[THE DATA — start]
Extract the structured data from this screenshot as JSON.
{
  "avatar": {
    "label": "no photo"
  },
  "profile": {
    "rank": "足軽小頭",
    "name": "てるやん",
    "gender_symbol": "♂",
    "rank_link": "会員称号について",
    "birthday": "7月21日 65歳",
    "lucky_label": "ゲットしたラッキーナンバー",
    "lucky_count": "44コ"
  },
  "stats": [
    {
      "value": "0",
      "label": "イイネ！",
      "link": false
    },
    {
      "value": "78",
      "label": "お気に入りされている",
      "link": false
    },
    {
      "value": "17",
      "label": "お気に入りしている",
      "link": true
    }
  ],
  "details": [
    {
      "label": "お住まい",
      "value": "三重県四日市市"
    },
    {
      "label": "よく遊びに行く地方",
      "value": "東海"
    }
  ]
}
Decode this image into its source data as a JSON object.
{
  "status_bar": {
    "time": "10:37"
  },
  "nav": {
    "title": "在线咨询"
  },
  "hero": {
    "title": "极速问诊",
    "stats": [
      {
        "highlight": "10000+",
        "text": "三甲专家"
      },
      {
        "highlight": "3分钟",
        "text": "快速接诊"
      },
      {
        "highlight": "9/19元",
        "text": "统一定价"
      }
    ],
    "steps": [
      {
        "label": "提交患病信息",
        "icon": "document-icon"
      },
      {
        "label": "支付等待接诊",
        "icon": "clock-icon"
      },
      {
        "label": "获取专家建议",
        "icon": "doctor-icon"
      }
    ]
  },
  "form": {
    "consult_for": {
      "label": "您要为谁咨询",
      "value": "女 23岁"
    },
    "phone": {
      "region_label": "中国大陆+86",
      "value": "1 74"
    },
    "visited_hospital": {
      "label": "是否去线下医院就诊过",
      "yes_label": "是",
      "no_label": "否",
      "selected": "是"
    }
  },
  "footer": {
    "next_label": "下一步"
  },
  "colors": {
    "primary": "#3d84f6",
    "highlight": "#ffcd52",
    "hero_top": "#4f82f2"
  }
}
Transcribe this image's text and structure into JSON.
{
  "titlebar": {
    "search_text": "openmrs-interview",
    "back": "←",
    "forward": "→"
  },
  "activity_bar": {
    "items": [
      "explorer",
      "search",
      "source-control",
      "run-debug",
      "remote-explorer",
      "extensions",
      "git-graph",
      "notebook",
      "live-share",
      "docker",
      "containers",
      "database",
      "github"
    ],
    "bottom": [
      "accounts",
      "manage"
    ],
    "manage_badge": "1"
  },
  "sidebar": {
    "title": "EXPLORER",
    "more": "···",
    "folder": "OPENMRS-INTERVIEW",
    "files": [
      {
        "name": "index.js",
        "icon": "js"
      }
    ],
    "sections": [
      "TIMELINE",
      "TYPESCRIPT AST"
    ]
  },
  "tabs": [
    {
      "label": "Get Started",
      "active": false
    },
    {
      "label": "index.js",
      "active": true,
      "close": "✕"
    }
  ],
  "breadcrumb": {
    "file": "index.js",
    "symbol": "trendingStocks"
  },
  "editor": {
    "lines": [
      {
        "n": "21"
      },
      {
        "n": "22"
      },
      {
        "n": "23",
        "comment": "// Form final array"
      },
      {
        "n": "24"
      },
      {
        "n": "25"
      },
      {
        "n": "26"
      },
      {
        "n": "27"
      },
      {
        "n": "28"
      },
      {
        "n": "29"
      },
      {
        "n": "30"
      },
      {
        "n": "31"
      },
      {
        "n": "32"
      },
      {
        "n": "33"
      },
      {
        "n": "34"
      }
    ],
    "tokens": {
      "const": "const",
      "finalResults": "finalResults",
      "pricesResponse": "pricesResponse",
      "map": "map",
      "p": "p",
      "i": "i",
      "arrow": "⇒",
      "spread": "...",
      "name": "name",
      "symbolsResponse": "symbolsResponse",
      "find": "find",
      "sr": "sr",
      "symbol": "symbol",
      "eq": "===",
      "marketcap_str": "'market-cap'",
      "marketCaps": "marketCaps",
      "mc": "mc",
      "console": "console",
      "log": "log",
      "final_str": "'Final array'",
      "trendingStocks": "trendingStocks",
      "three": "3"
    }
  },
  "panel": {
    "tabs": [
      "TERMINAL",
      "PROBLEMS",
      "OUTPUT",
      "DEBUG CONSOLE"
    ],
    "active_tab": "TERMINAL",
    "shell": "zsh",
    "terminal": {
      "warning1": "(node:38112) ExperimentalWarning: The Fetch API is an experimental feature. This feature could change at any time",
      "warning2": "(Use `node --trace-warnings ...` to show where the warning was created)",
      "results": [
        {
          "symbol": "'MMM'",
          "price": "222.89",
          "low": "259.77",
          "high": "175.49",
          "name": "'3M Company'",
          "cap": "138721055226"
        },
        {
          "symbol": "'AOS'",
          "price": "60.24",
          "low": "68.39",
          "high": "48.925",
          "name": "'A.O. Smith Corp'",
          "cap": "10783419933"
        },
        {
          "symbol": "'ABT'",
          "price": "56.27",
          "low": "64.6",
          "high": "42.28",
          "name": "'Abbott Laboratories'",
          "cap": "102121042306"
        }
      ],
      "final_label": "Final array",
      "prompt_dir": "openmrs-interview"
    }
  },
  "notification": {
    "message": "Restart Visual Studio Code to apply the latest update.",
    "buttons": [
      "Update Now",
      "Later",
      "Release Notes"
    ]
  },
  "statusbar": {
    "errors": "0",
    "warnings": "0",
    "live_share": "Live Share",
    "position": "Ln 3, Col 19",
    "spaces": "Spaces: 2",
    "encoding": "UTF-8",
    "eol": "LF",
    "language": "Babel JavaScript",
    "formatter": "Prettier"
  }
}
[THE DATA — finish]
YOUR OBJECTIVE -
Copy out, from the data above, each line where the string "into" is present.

ANSWER SECTION -
Decode this image into its source data as a JSON object.
Transcribe this image's text and structure into JSON.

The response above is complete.